The United Nations urged “restraint” from all parties to avoid further escalation. “We condemn any assassination or extra-judicial killing," a spokesman for the U.N. Secretary General said. European and Islamic countries condemned the alleged assassination. The European Union labelled the killing a “a criminal act” that “runs counter to the principle of respect for human rights.” Azerbaijan, Bahrain, Iraq, Oman, Pakistan, Qatar, Syria, Turkey, and the United Arab Emirates also condemned the killing.


More in this series:


Fakhrizadeh Biography

Fakhrizadeh in 1982 during the war with Iraq

Mohsen Fakhrizadeh Mahabadi was born in 1957 or 1958 in the holy city of Qom. He was married and had three sons. He joined the Islamic Revolutionary Guard Corps (IRGC) after the 1979 revolution and fought during the 1980-1988 war with Iraq. He eventually attained the rank of brigadier general.

Fakhrizadeh received a bachelor’s in nuclear physics from Shahid Beheshti University in 1987 and later a graduate degree from the University of Isfahan in nuclear radiation and cosmic rays. He later headed the military-linked Physics Research Center, where he reportedly worked on plans and acquiring parts for Iran’s first uranium enrichment facility.


In the early 2000s, Fakhrizadeh was the executive officer of so-called AMAD Plan, which undertook activities “in support of possible military dimensions” of Iran’s nuclear program, according to the U.N. nuclear watchdog, the International Atomic Energy Agency (IAEA). In 2007, a U.S. National Intelligence Estimate on Iran's nuclear activities said that there was evidence that Tehran halted its nuclear weapons program in 2003. For years, the IAEA sought access to Fakhrizadeh to question him, but Tehran refused. It claimed he was an academic at Imam Hussein University. U.S. intelligence assessed that the position was a cover story.


In 2007, the U.N. Security Council sanctioned Fakhrizadeh and seven other Iranians for involvement in nuclear and/or ballistic missile activities. Security Council Resolution 1747 described as a senior Ministry of Defense and Armed Forces Logistics (MODAFL) scientist. The United States sanctioned him in 2008 for “activities and transactions that contributed to the development of Iran's nuclear program.”

Israeli Prime Minister Benjamin Netanyahu in 2018

In April 2018, Prime Minister Benjamin Netanyahu alleged that Fakhrizadeh played a leading role in clandestine nuclear weapons work.
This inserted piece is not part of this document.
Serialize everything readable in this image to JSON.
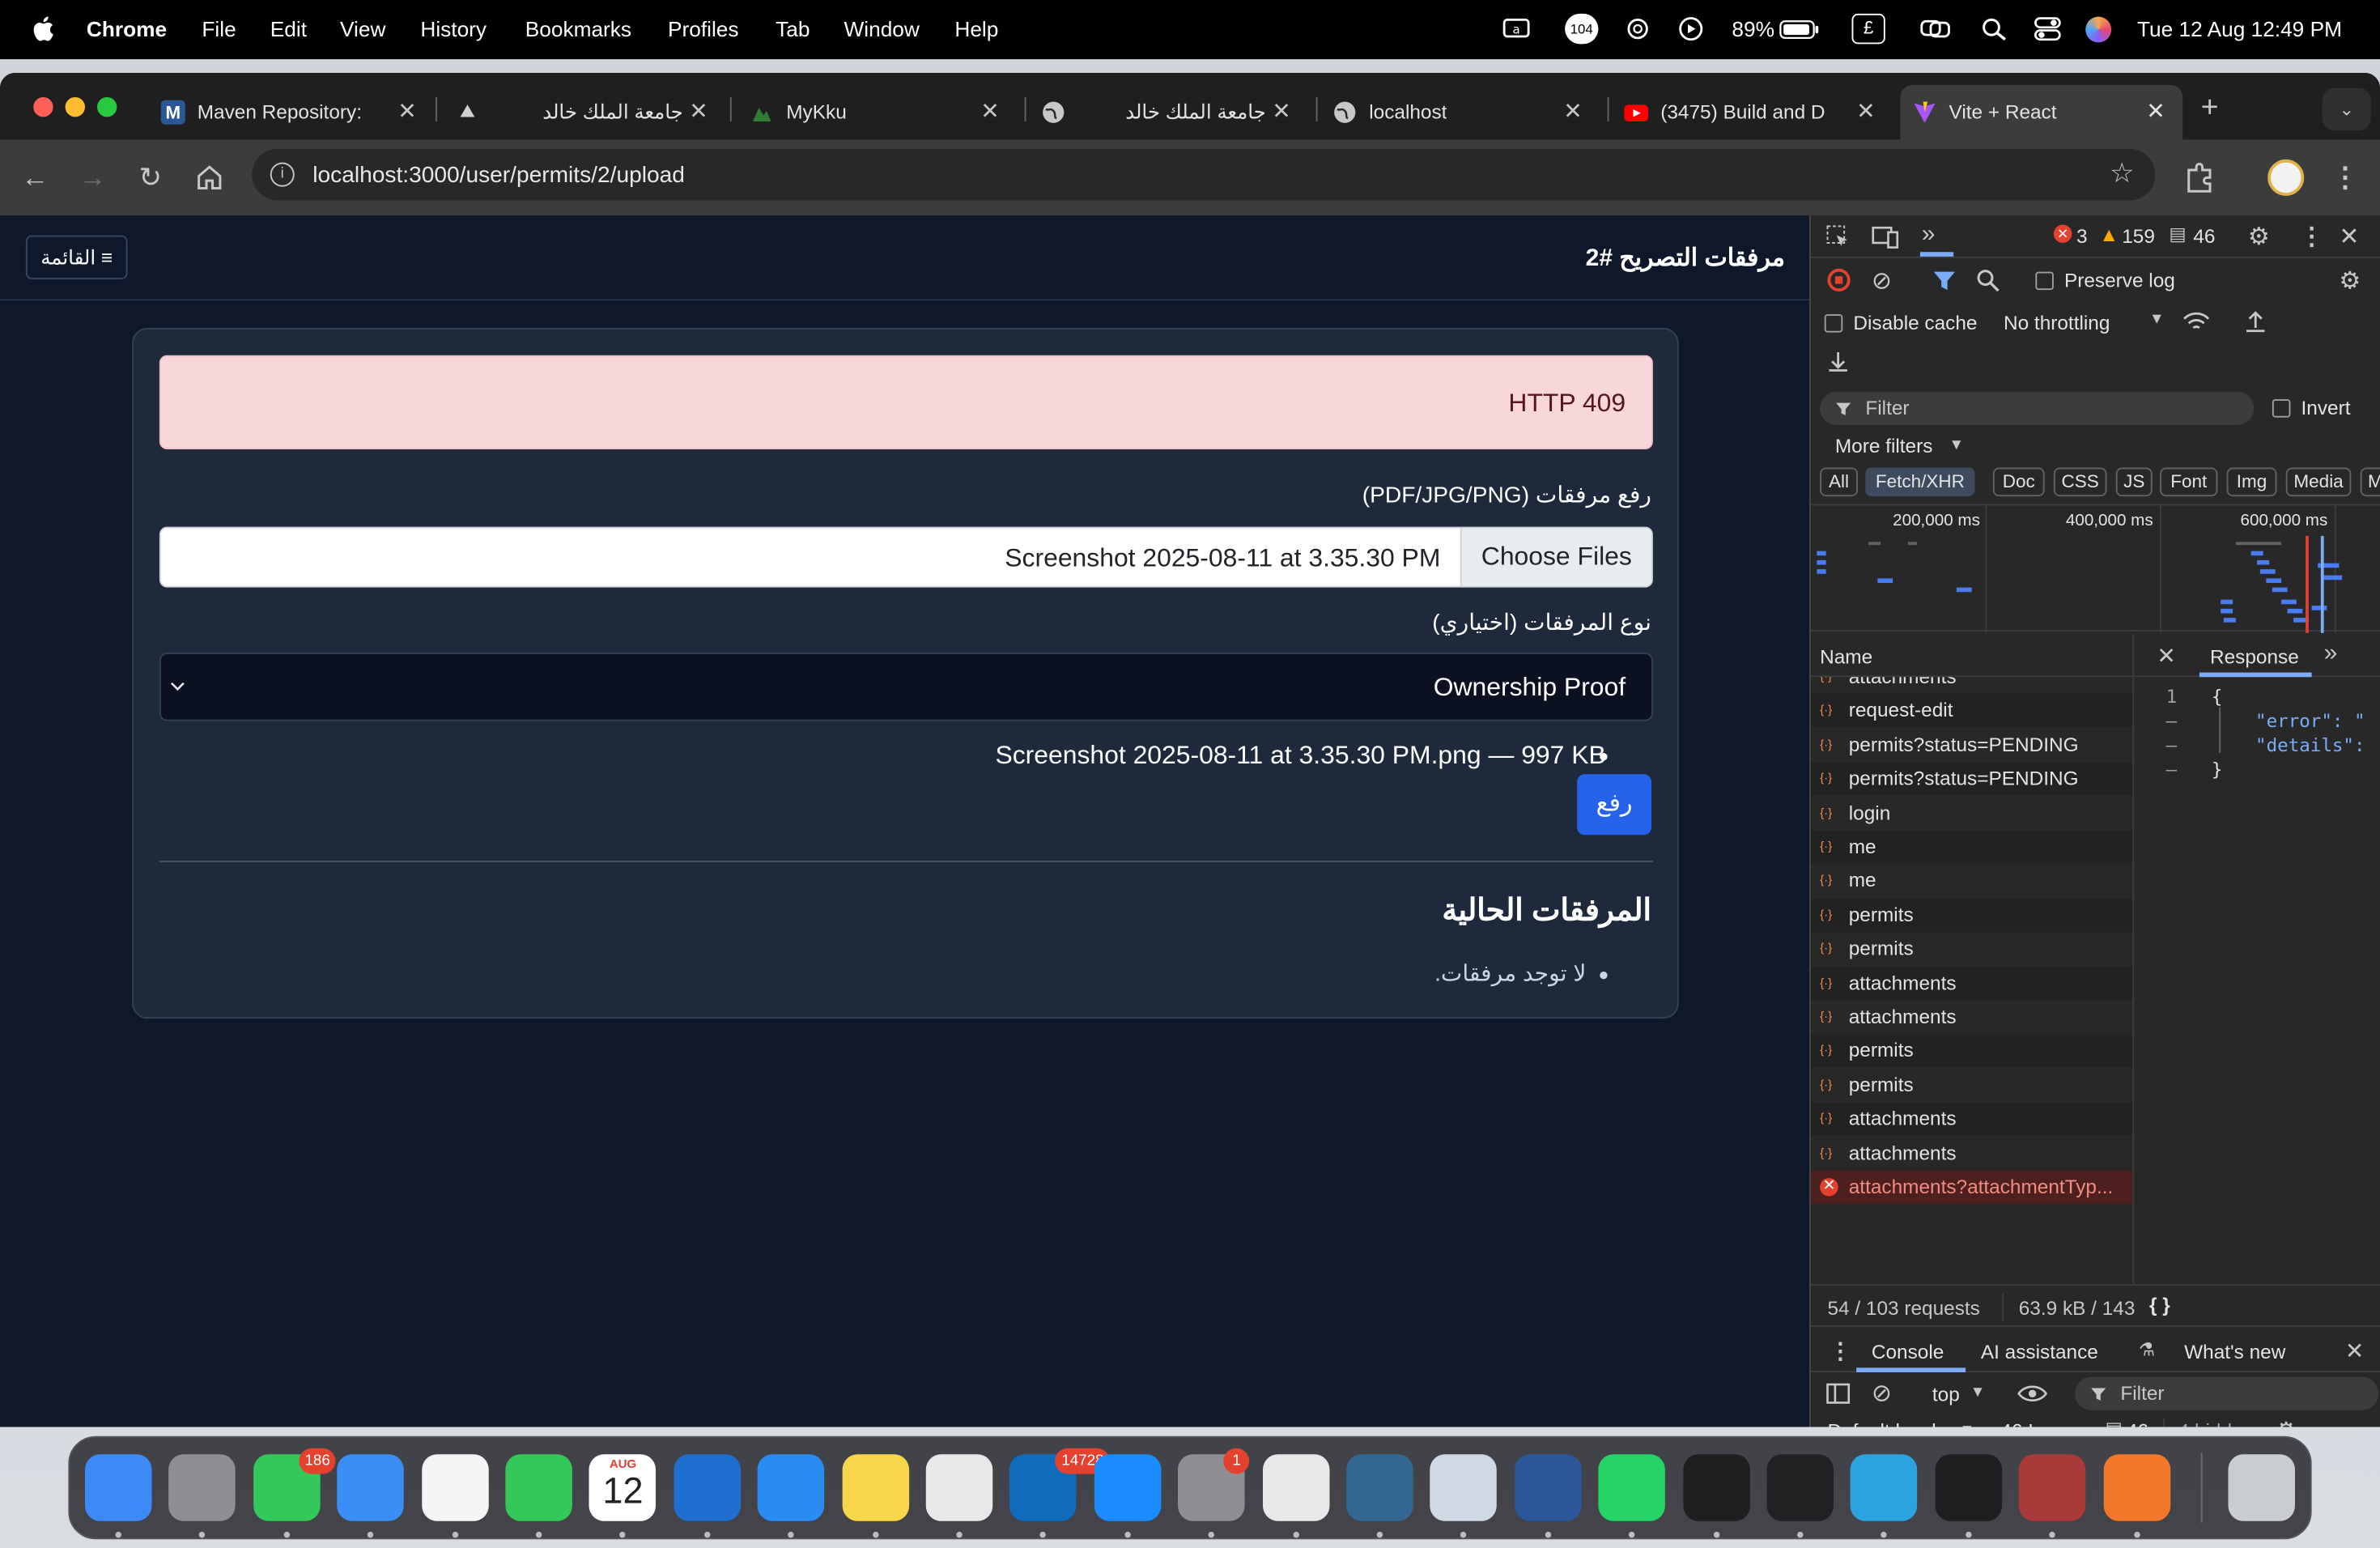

In a televised presentation on Iran’s secret nuclear archive retrieved by Israeli operatives, he claimed that Fakhrizadeh had not stopped his research in 2003. Instead, he had continued his work with many of the same personnel at the Organization of Defensive Innovation and Research, known by its Persian acronym SPND.

The organization has been under U.S. sanctions since 2014 for its work on weapons of mass destruction. In June 2020, the State Department also alleged that former scientists continued their work on “weaponization-relevant dual-use technical activities” under Fakhrizadeh’s leadership. “If Iran were to make a fateful gamble to produce nuclear weapons, he would have led the effort,” Mark Fitzpatrick, an associate fellow at the International Institute for Strategic Studies.


Some of the information in this article was originally published on November 30, 2020.